◆ Directions for this task: Each line of the data must be copied exactly.

◆ Data for the task:

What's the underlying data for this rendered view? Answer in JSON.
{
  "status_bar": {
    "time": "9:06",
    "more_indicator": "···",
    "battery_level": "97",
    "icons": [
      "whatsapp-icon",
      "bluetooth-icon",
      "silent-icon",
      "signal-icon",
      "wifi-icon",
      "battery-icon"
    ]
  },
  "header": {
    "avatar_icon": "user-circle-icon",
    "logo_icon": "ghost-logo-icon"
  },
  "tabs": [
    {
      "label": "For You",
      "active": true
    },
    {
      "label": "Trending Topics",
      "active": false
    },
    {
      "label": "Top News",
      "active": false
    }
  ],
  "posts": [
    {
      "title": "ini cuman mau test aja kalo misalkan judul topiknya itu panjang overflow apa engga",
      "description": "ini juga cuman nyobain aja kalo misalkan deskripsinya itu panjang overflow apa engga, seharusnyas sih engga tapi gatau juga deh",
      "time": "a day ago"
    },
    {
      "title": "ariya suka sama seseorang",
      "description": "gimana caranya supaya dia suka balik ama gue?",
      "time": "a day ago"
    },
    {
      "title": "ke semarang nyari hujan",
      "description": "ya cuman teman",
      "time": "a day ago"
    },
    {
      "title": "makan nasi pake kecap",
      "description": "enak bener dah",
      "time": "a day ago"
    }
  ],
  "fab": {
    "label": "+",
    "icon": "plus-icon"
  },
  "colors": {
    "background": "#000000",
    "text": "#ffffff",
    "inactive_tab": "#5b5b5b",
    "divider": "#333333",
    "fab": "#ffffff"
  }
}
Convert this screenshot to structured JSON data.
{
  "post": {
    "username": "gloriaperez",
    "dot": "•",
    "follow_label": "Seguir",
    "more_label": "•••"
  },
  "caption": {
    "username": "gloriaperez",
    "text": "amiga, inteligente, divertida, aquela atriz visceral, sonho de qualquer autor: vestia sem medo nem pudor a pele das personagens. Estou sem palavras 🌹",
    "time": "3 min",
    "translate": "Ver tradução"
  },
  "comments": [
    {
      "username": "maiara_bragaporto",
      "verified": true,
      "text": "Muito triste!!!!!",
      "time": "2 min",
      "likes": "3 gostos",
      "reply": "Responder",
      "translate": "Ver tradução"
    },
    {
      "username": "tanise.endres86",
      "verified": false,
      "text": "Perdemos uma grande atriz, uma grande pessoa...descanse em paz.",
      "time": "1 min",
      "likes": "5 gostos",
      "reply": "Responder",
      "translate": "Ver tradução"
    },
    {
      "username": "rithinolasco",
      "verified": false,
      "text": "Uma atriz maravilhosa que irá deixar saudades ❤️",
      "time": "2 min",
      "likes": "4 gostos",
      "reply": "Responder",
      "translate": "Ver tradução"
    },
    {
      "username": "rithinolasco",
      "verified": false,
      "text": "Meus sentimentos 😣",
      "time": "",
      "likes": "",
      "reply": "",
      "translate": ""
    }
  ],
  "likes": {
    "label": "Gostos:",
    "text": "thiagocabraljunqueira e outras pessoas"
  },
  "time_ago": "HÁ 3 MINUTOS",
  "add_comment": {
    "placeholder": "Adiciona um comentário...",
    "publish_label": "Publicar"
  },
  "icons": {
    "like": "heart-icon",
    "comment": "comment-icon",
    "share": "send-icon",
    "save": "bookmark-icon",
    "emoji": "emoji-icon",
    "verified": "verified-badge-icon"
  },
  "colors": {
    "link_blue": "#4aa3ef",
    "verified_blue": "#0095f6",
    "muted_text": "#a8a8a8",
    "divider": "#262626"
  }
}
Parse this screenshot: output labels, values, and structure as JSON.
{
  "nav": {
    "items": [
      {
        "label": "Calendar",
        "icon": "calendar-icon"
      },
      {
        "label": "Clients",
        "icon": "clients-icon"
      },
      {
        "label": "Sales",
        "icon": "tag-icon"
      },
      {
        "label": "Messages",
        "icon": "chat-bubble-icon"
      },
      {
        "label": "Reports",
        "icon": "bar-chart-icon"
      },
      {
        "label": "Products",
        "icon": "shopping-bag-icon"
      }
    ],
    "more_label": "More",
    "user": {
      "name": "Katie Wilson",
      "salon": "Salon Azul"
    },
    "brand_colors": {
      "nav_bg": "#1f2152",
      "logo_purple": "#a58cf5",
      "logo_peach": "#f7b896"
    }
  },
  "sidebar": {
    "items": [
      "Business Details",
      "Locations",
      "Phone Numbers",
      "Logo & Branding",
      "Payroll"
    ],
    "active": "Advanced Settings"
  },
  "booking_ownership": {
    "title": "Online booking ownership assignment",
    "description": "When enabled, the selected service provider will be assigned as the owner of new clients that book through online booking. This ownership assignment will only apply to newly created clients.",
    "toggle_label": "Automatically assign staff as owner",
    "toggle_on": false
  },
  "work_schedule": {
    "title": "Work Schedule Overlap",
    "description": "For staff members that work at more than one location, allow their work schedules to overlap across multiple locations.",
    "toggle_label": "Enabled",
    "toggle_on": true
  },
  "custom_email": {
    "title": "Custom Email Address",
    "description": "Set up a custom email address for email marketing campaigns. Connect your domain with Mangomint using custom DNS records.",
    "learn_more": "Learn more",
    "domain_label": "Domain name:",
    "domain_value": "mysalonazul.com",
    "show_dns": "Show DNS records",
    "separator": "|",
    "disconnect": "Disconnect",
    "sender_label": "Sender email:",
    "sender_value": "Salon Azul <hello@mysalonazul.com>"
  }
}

◆ Answer box:
What's the underlying data for this rendered view? Answer in JSON.
{
  "status_bar": {
    "time": "9:06",
    "more_indicator": "···",
    "battery_level": "97",
    "icons": [
      "whatsapp-icon",
      "bluetooth-icon",
      "silent-icon",
      "signal-icon",
      "wifi-icon",
      "battery-icon"
    ]
  },
  "header": {
    "avatar_icon": "user-circle-icon",
    "logo_icon": "ghost-logo-icon"
  },
  "tabs": [
    {
      "label": "For You",
      "active": true
    },
    {
      "label": "Trending Topics",
      "active": false
    },
    {
      "label": "Top News",
      "active": false
    }
  ],
  "posts": [
    {
      "title": "ini cuman mau test aja kalo misalkan judul topiknya itu panjang overflow apa engga",
      "description": "ini juga cuman nyobain aja kalo misalkan deskripsinya itu panjang overflow apa engga, seharusnyas sih engga tapi gatau juga deh",
      "time": "a day ago"
    },
    {
      "title": "ariya suka sama seseorang",
      "description": "gimana caranya supaya dia suka balik ama gue?",
      "time": "a day ago"
    },
    {
      "title": "ke semarang nyari hujan",
      "description": "ya cuman teman",
      "time": "a day ago"
    },
    {
      "title": "makan nasi pake kecap",
      "description": "enak bener dah",
      "time": "a day ago"
    }
  ],
  "fab": {
    "label": "+",
    "icon": "plus-icon"
  },
  "colors": {
    "background": "#000000",
    "text": "#ffffff",
    "inactive_tab": "#5b5b5b",
    "divider": "#333333",
    "fab": "#ffffff"
  }
}
Convert this screenshot to structured JSON data.
{
  "post": {
    "username": "gloriaperez",
    "dot": "•",
    "follow_label": "Seguir",
    "more_label": "•••"
  },
  "caption": {
    "username": "gloriaperez",
    "text": "amiga, inteligente, divertida, aquela atriz visceral, sonho de qualquer autor: vestia sem medo nem pudor a pele das personagens. Estou sem palavras 🌹",
    "time": "3 min",
    "translate": "Ver tradução"
  },
  "comments": [
    {
      "username": "maiara_bragaporto",
      "verified": true,
      "text": "Muito triste!!!!!",
      "time": "2 min",
      "likes": "3 gostos",
      "reply": "Responder",
      "translate": "Ver tradução"
    },
    {
      "username": "tanise.endres86",
      "verified": false,
      "text": "Perdemos uma grande atriz, uma grande pessoa...descanse em paz.",
      "time": "1 min",
      "likes": "5 gostos",
      "reply": "Responder",
      "translate": "Ver tradução"
    },
    {
      "username": "rithinolasco",
      "verified": false,
      "text": "Uma atriz maravilhosa que irá deixar saudades ❤️",
      "time": "2 min",
      "likes": "4 gostos",
      "reply": "Responder",
      "translate": "Ver tradução"
    },
    {
      "username": "rithinolasco",
      "verified": false,
      "text": "Meus sentimentos 😣",
      "time": "",
      "likes": "",
      "reply": "",
      "translate": ""
    }
  ],
  "likes": {
    "label": "Gostos:",
    "text": "thiagocabraljunqueira e outras pessoas"
  },
  "time_ago": "HÁ 3 MINUTOS",
  "add_comment": {
    "placeholder": "Adiciona um comentário...",
    "publish_label": "Publicar"
  },
  "icons": {
    "like": "heart-icon",
    "comment": "comment-icon",
    "share": "send-icon",
    "save": "bookmark-icon",
    "emoji": "emoji-icon",
    "verified": "verified-badge-icon"
  },
  "colors": {
    "link_blue": "#4aa3ef",
    "verified_blue": "#0095f6",
    "muted_text": "#a8a8a8",
    "divider": "#262626"
  }
}
Parse this screenshot: output labels, values, and structure as JSON.
{
  "nav": {
    "items": [
      {
        "label": "Calendar",
        "icon": "calendar-icon"
      },
      {
        "label": "Clients",
        "icon": "clients-icon"
      },
      {
        "label": "Sales",
        "icon": "tag-icon"
      },
      {
        "label": "Messages",
        "icon": "chat-bubble-icon"
      },
      {
        "label": "Reports",
        "icon": "bar-chart-icon"
      },
      {
        "label": "Products",
        "icon": "shopping-bag-icon"
      }
    ],
    "more_label": "More",
    "user": {
      "name": "Katie Wilson",
      "salon": "Salon Azul"
    },
    "brand_colors": {
      "nav_bg": "#1f2152",
      "logo_purple": "#a58cf5",
      "logo_peach": "#f7b896"
    }
  },
  "sidebar": {
    "items": [
      "Business Details",
      "Locations",
      "Phone Numbers",
      "Logo & Branding",
      "Payroll"
    ],
    "active": "Advanced Settings"
  },
  "booking_ownership": {
    "title": "Online booking ownership assignment",
    "description": "When enabled, the selected service provider will be assigned as the owner of new clients that book through online booking. This ownership assignment will only apply to newly created clients.",
    "toggle_label": "Automatically assign staff as owner",
    "toggle_on": false
  },
  "work_schedule": {
    "title": "Work Schedule Overlap",
    "description": "For staff members that work at more than one location, allow their work schedules to overlap across multiple locations.",
    "toggle_label": "Enabled",
    "toggle_on": true
  },
  "custom_email": {
    "title": "Custom Email Address",
    "description": "Set up a custom email address for email marketing campaigns. Connect your domain with Mangomint using custom DNS records.",
    "learn_more": "Learn more",
    "domain_label": "Domain name:",
    "domain_value": "mysalonazul.com",
    "show_dns": "Show DNS records",
    "separator": "|",
    "disconnect": "Disconnect",
    "sender_label": "Sender email:",
    "sender_value": "Salon Azul <hello@mysalonazul.com>"
  }
}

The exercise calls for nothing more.